  • Planned transition to Next Generation Internet Protocol i.e. IPv6 assumes significance as it is essential for sustainable growth of Internet, one of the key pillars of Digital India.


National Digital Communications Policy 2018

The Policy aims to accomplish the following Strategic Objectives by 2022:

  1. Provisioning of Broadband for All
  2. Creating 4 Million additional jobs in the Digital Communications sector
  3. Enhancing the contribution of the Digital Communications sector to 8% of India’s GDP from 6% in 2017
  4. Propelling India to the Top 50 Nations in the ICT Development Index of ITU from 134 in 2017
  5. Enhancing India’s contribution to Global Value Chains
  6. Ensuring Digital Sovereignty



  • The Indian government has worked on liberalizing certain policies in the past few years but has been protective of the telecom sector for reasons of national security.
  • However, the telecom industry has also borne the consequences of disruptive policy challenges within the country, retrospective taxation, restrictions on types of equipment, besides suffering from huge debts and expenses on telecom licensing and spectrum buying, issue of payment of Adjusted Gross Revenue (AGR).
  • Given the rapid pace of technological developments and their effect on the economy, the telecom sector, more than any other sector, needs to have policies that facilitate growth and are in coherence with global trends.


Looking Forward

  • As a next step, like other countries, DoT would need to strongly consider allowing Cloud, Voice Services and Software-Defined Wide Area Network (SD-WAN) over the internet, and allowing Voice over Internet Protocol (VoIP). This will help organisations be cost-effective, agile, and focus on providing better products and services with superior customer experience.
  • Going forward, the latest technologies like ‘Internet via satellite’ will drastically increase internet penetration to the remotest locations in the country.
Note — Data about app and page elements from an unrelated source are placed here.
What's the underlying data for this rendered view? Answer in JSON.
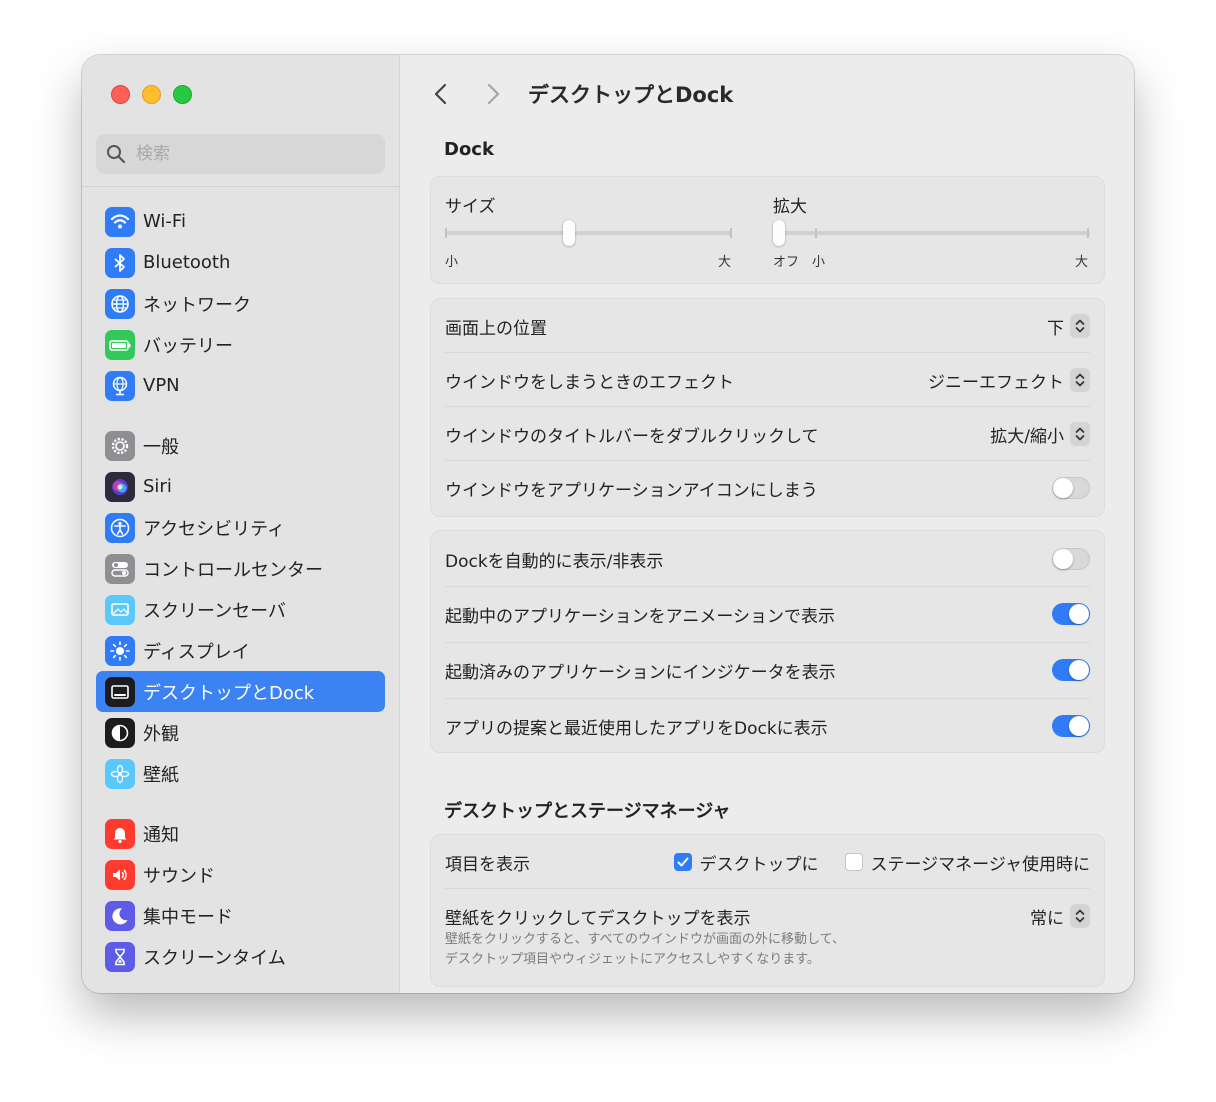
{
  "search": {
    "placeholder": "検索"
  },
  "sidebar": {
    "items": [
      {
        "label": "Wi-Fi",
        "icon": "wifi-icon",
        "color": "#2f7cf6"
      },
      {
        "label": "Bluetooth",
        "icon": "bluetooth-icon",
        "color": "#2f7cf6"
      },
      {
        "label": "ネットワーク",
        "icon": "globe-icon",
        "color": "#2f7cf6"
      },
      {
        "label": "バッテリー",
        "icon": "battery-icon",
        "color": "#34c759"
      },
      {
        "label": "VPN",
        "icon": "vpn-globe-icon",
        "color": "#2f7cf6"
      },
      {
        "label": "一般",
        "icon": "gear-icon",
        "color": "#8e8e93"
      },
      {
        "label": "Siri",
        "icon": "siri-icon",
        "color": "#2b2b3a"
      },
      {
        "label": "アクセシビリティ",
        "icon": "accessibility-icon",
        "color": "#2f7cf6"
      },
      {
        "label": "コントロールセンター",
        "icon": "control-center-icon",
        "color": "#8e8e93"
      },
      {
        "label": "スクリーンセーバ",
        "icon": "screensaver-icon",
        "color": "#5ac8fa"
      },
      {
        "label": "ディスプレイ",
        "icon": "sun-icon",
        "color": "#2f7cf6"
      },
      {
        "label": "デスクトップとDock",
        "icon": "dock-icon",
        "color": "#1c1c1e"
      },
      {
        "label": "外観",
        "icon": "appearance-icon",
        "color": "#1c1c1e"
      },
      {
        "label": "壁紙",
        "icon": "flower-icon",
        "color": "#5ac8fa"
      },
      {
        "label": "通知",
        "icon": "bell-icon",
        "color": "#ff3b30"
      },
      {
        "label": "サウンド",
        "icon": "speaker-icon",
        "color": "#ff3b30"
      },
      {
        "label": "集中モード",
        "icon": "moon-icon",
        "color": "#5e5ce6"
      },
      {
        "label": "スクリーンタイム",
        "icon": "hourglass-icon",
        "color": "#5e5ce6"
      }
    ],
    "active_index": 11
  },
  "header": {
    "title": "デスクトップとDock"
  },
  "dock": {
    "heading": "Dock",
    "size": {
      "label": "サイズ",
      "min_label": "小",
      "max_label": "大",
      "value": 0.43
    },
    "magnification": {
      "label": "拡大",
      "off_label": "オフ",
      "min_label": "小",
      "max_label": "大",
      "value": 0.0
    },
    "position": {
      "label": "画面上の位置",
      "value": "下"
    },
    "minimize_effect": {
      "label": "ウインドウをしまうときのエフェクト",
      "value": "ジニーエフェクト"
    },
    "double_click": {
      "label": "ウインドウのタイトルバーをダブルクリックして",
      "value": "拡大/縮小"
    },
    "minimize_into_icon": {
      "label": "ウインドウをアプリケーションアイコンにしまう",
      "on": false
    },
    "autohide": {
      "label": "Dockを自動的に表示/非表示",
      "on": false
    },
    "animate": {
      "label": "起動中のアプリケーションをアニメーションで表示",
      "on": true
    },
    "indicators": {
      "label": "起動済みのアプリケーションにインジケータを表示",
      "on": true
    },
    "suggested": {
      "label": "アプリの提案と最近使用したアプリをDockに表示",
      "on": true
    }
  },
  "stage": {
    "heading": "デスクトップとステージマネージャ",
    "show_items": {
      "label": "項目を表示",
      "desktop_label": "デスクトップに",
      "desktop_checked": true,
      "stage_label": "ステージマネージャ使用時に",
      "stage_checked": false
    },
    "click_wallpaper": {
      "label": "壁紙をクリックしてデスクトップを表示",
      "value": "常に",
      "desc_line1": "壁紙をクリックすると、すべてのウインドウが画面の外に移動して、",
      "desc_line2": "デスクトップ項目やウィジェットにアクセスしやすくなります。"
    }
  }
}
This is expected to further propel digitization efforts, with many rural and remote users gaining access to the World Wide Web.
  • Commercial Internet satellite, though at a nascent deployment stage, will co-exist along with the future of telecom technology—5G and 6G. While satellite internet could address the coverage challenges, 5G and 6G technologies would address the need for higher speed, performance without latency, and immersive experience
  • . Although the telecom sector in India has struggled with restrictions and policy disruptions for long, the reforms taken up by the government now point towards a new era of healthy growth. These reforms will bring alive the digital aspirations of 1.3 billion people and accelerate India's journey to be a digitally powered economy.
  • India’s telecom journey has moved paces away from the first telegraph communication set up in Kolkata and is on a good trajectory towards digitalization. Further reforms in telecom regulations will propel the future of Digital India to greater heights.